RECORDS FOR THE TASK

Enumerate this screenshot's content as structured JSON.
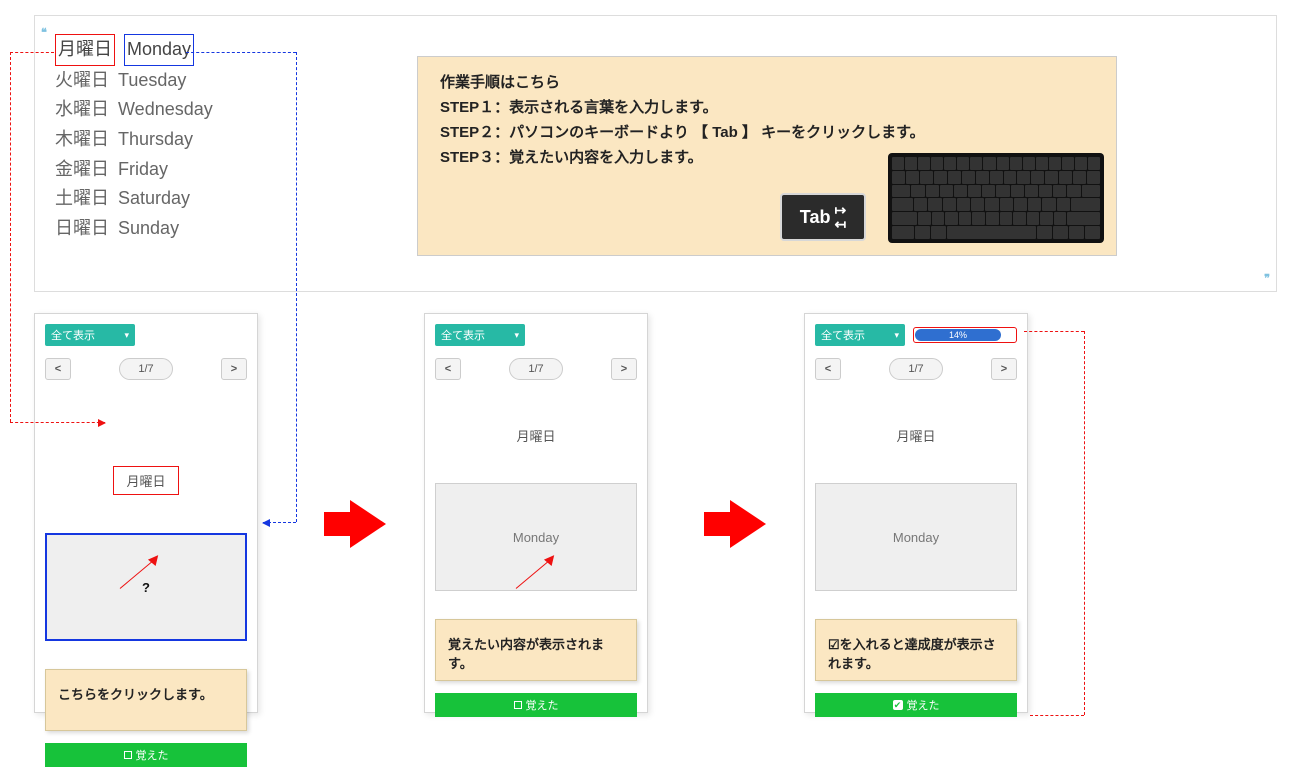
{
  "wordlist": [
    {
      "jp": "月曜日",
      "en": "Monday"
    },
    {
      "jp": "火曜日",
      "en": "Tuesday"
    },
    {
      "jp": "水曜日",
      "en": "Wednesday"
    },
    {
      "jp": "木曜日",
      "en": "Thursday"
    },
    {
      "jp": "金曜日",
      "en": "Friday"
    },
    {
      "jp": "土曜日",
      "en": "Saturday"
    },
    {
      "jp": "日曜日",
      "en": "Sunday"
    }
  ],
  "instructions": {
    "title": "作業手順はこちら",
    "step1": "STEP１：表示される言葉を入力します。",
    "step2": "STEP２：パソコンのキーボードより 【 Tab 】 キーをクリックします。",
    "step3": "STEP３：覚えたい内容を入力します。",
    "tab_label": "Tab"
  },
  "dropdown_label": "全て表示",
  "pager": "1/7",
  "nav_prev": "<",
  "nav_next": ">",
  "prompt_word": "月曜日",
  "card1": {
    "answer": "?",
    "callout": "こちらをクリックします。",
    "learned": "覚えた"
  },
  "card2": {
    "answer": "Monday",
    "callout": "覚えたい内容が表示されます。",
    "learned": "覚えた"
  },
  "card3": {
    "progress": "14%",
    "answer": "Monday",
    "callout": "☑を入れると達成度が表示されます。",
    "learned": "覚えた"
  }
}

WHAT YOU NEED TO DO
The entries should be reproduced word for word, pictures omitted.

RESPONSE AREA
Enumerate this screenshot's content as structured JSON.
{
  "wordlist": [
    {
      "jp": "月曜日",
      "en": "Monday"
    },
    {
      "jp": "火曜日",
      "en": "Tuesday"
    },
    {
      "jp": "水曜日",
      "en": "Wednesday"
    },
    {
      "jp": "木曜日",
      "en": "Thursday"
    },
    {
      "jp": "金曜日",
      "en": "Friday"
    },
    {
      "jp": "土曜日",
      "en": "Saturday"
    },
    {
      "jp": "日曜日",
      "en": "Sunday"
    }
  ],
  "instructions": {
    "title": "作業手順はこちら",
    "step1": "STEP１：表示される言葉を入力します。",
    "step2": "STEP２：パソコンのキーボードより 【 Tab 】 キーをクリックします。",
    "step3": "STEP３：覚えたい内容を入力します。",
    "tab_label": "Tab"
  },
  "dropdown_label": "全て表示",
  "pager": "1/7",
  "nav_prev": "<",
  "nav_next": ">",
  "prompt_word": "月曜日",
  "card1": {
    "answer": "?",
    "callout": "こちらをクリックします。",
    "learned": "覚えた"
  },
  "card2": {
    "answer": "Monday",
    "callout": "覚えたい内容が表示されます。",
    "learned": "覚えた"
  },
  "card3": {
    "progress": "14%",
    "answer": "Monday",
    "callout": "☑を入れると達成度が表示されます。",
    "learned": "覚えた"
  }
}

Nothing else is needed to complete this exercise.